Tidigare forskningsprojekt (på engelska)

The Transformative Potential of Extreme Weather Events: Triggers for Disaster Risk Reduction and Development [TRAMPOLINE]

Extreme weather events inflict major losses and disproportionally affect lower income countries, yet conditions for accelerating implementation of public policy for disaster risk reduction (DRR) are poorly understood. The TRAMPOLINE project aims to investigate extreme hazard events as potential triggers for changes in DRR policy and development. Utilizing data on DRR policy from 2007-2018, a new dataset of climate extremes and disasters, interviews, and public sources, the project documented the extent to which these events prompt policy change worldwide and assessed whether variations can be explained by income-levels, event magnitude, regular exposure, diffusion effects, agenda-setting, political mobilization, and learning.

More information in Uppsala University website

Improved reliability and survivability of mechanical wave energy subsystems

Offshore renewable energy, in terms of offshore wind, wave, and tidal energy, is expected to become an important contribution to the future sustainable and fossil-free energy system. Whereas offshore wind turbines are being installed at shallow water depths at a rapid speed around the world, floating offshore wind, wave, and tidal energy are less mature technologies. Ensuring reliability for these systems still poses a challenge, in particular during storms and other extreme weather events. In this project, extreme offshore wave conditions are identified, and survivability and resilience of wave energy converters in these conditions is studied using numerical and experimental methods.

Extreme events in the coastal zone – a multidisciplinary approach for better preparedness

The overarching scientific questions to be addressed in this project were: To what extent does climate change alter the occurrence of extreme events, including storms, storm surges as well as heavy precipitation, and the severity of their impacts in the coastal zone; how can improved modelling lead to better preparedness, help mitigate consequences to society, and to understand key uncertainties; and what is the most effective method of communicating these risks to society?

Resilience in Sweden: Governing, Social Networks and Learning

The project studied how society can handle the impacts of a changing climate and remain resilient. Resilient here meaning an ability to retain steering and control and society's vital functions. The research contributed to societal utility by increasing the knowledge and understanding of societal resilience, but also through concrete and practical advice on what actions that is needed in terms of changed or reformed legislation, decision making processes, models of collaboration, and organizational structures.

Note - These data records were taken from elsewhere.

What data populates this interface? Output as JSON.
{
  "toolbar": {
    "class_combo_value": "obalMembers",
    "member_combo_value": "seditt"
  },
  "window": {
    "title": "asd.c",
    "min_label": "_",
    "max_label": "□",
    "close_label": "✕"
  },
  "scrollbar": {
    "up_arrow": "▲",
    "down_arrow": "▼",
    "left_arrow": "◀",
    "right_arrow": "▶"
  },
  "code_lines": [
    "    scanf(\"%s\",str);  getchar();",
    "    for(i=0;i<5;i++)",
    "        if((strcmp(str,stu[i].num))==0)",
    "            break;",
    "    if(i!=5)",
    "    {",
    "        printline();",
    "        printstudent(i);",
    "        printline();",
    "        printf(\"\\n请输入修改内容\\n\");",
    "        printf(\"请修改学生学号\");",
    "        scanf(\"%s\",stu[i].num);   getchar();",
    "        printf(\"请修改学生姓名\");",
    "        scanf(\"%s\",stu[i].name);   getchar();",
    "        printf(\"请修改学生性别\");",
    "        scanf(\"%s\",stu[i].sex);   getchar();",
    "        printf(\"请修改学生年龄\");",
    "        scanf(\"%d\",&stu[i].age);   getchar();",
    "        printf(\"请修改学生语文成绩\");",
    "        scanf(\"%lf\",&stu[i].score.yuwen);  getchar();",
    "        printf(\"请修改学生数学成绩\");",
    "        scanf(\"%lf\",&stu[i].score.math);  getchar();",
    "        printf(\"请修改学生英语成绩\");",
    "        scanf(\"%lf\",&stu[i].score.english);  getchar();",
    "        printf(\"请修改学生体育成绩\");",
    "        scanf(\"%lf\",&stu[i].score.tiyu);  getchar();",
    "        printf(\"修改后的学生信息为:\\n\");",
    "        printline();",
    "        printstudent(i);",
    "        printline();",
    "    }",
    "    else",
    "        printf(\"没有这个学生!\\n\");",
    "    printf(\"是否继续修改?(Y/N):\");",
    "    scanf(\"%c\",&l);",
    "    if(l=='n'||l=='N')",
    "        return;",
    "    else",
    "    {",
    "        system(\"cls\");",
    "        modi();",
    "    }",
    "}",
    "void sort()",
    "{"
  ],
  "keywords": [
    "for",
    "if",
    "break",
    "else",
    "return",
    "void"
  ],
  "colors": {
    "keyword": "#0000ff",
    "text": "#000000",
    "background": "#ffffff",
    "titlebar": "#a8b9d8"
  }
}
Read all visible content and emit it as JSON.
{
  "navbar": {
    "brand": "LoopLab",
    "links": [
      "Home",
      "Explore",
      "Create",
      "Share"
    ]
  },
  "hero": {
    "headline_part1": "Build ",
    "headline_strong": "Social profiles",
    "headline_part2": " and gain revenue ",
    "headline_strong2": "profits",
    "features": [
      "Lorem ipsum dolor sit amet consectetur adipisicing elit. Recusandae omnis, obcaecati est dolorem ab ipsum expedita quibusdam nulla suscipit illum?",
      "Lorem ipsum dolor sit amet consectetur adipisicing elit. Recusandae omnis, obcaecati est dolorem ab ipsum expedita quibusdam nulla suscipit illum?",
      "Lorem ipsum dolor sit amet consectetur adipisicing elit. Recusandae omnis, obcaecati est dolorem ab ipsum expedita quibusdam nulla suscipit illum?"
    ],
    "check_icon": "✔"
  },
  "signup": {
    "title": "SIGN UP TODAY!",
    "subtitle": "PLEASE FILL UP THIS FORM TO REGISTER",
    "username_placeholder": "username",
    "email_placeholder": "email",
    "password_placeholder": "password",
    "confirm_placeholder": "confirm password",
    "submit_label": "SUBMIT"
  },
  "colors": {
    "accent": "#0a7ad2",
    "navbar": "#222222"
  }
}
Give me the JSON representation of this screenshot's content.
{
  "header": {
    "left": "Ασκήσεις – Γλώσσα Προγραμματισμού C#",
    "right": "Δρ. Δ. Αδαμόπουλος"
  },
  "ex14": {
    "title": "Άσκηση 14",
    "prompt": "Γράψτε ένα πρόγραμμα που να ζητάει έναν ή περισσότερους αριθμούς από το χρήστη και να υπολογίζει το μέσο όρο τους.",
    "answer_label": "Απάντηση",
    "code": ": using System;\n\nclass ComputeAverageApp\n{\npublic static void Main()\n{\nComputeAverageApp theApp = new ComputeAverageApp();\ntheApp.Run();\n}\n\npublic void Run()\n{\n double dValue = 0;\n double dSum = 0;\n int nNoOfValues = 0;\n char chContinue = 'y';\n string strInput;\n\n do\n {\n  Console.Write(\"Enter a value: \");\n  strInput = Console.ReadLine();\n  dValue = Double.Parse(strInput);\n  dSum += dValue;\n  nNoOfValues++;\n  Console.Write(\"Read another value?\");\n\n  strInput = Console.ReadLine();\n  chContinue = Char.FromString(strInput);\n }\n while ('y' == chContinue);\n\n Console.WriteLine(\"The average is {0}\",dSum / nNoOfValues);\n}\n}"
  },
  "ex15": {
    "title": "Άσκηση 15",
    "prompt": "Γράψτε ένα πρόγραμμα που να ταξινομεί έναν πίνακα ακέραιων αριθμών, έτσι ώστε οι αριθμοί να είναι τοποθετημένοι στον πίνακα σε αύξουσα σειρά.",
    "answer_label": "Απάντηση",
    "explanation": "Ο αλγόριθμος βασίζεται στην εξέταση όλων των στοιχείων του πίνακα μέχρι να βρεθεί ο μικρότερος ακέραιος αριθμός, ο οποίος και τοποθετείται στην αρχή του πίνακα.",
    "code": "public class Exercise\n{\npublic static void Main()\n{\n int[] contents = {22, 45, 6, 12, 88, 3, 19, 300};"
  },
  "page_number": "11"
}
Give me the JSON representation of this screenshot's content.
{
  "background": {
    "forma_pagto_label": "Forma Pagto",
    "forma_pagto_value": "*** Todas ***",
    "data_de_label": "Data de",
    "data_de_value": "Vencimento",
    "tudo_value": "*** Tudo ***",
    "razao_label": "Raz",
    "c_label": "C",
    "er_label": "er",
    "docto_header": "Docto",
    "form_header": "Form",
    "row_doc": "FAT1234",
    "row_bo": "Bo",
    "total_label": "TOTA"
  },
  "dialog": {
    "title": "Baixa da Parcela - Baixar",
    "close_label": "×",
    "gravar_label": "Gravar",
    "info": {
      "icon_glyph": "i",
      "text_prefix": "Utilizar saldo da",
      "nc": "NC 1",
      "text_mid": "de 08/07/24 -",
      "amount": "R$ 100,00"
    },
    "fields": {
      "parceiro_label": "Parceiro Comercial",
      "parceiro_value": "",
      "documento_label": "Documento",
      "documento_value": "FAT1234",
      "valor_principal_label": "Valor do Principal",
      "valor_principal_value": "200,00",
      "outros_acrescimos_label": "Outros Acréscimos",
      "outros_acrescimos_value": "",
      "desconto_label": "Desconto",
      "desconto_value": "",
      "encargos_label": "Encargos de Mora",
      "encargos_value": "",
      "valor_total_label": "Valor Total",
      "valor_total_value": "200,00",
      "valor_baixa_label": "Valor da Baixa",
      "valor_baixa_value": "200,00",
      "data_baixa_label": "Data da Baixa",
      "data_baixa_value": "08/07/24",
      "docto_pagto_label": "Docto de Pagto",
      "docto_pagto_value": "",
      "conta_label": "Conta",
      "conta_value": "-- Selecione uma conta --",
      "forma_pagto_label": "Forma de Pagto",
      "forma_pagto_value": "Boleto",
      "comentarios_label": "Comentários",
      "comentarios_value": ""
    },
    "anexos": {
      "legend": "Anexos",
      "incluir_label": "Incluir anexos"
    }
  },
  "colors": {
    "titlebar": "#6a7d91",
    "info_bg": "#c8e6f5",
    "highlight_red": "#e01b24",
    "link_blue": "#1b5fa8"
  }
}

  • Duration of the project: 2018-2022
  • Funding: Swedish Civil Contincencies Agency (MSB)
  • People involved: Mikael Granberg (PI, KaU), Lars Nyberg (KaU)

More information in Karlstad University website

Atmospheric rivers - key features for understanding extreme hydrometeorological events

Atmospheric rivers are long narrow bands of large integrated water vapor transport in the troposphere. At land fall they are usually associated with extreme conditions in terms of wind and precipitation. There is a growing interest in atmospheric rivers, concerning their regional impacts on water availability, the modulation by climate variability and their representation in weather and forecast models. Air-sea interaction processes are major modulators, (i) in the source area over the large oceans and by (ii) coastal processes at land fall. How atmospheric rivers interact with surface conditions and coastal features is to a large extent unknown. The ultimate goal of the project is to quantify the importance of air-sea interaction on atmospheric rivers for better prediction of extreme events in the coastal zone.

Swedish Pluvial Modelling Analysis and Safety Handling (SPLASH)

Centre for Societal Risk Research (CSR) led this interdisciplinary research project on disaster modeling, focusing on flood risks in close collaboration with four companies. The project had three main objectives:

(i) To develop methods for disaster modelling, including descriptions of precipitation, exposure and potential damage 
(ii) To develop a secure method for managing insurance data on flood damage in order to better understand the relationship between precipitation and damage
(iii) The establishment of an arena for cooperation between academia, insurance trade association, and authorities in the blue light sector in order to reduce disaster risk in Sweden on a long-term basis. 

The work contributed to a better picture of the incurred costs in the event of heavy precipitation, which is needed for effective long-term prevention work. The project used Jönköping as a case study to conduct analyses of events and future risks.

  • Duration of the project: 2018-2019
  • Funding: 3.4 Million SEK (The Knowledge Foundation)
  • Involved people: Lars Nyberg (PI, KaU-CNDS), Sven Halldin (UU), Jan Haas (KaU), Barbara Blumenthal (KaU), Thomas Gell (Brandskyddsföreningen Restvärderäddning), Daniel Knös (JLT Re Northern Europe), Jonas Ander (Länsförsäkringar Jönköping), Pär Holmgren (Länsförsäkringar Alliance)

More information in Karldstad University website (in Swedish)

Senast uppdaterad: 2023-04-13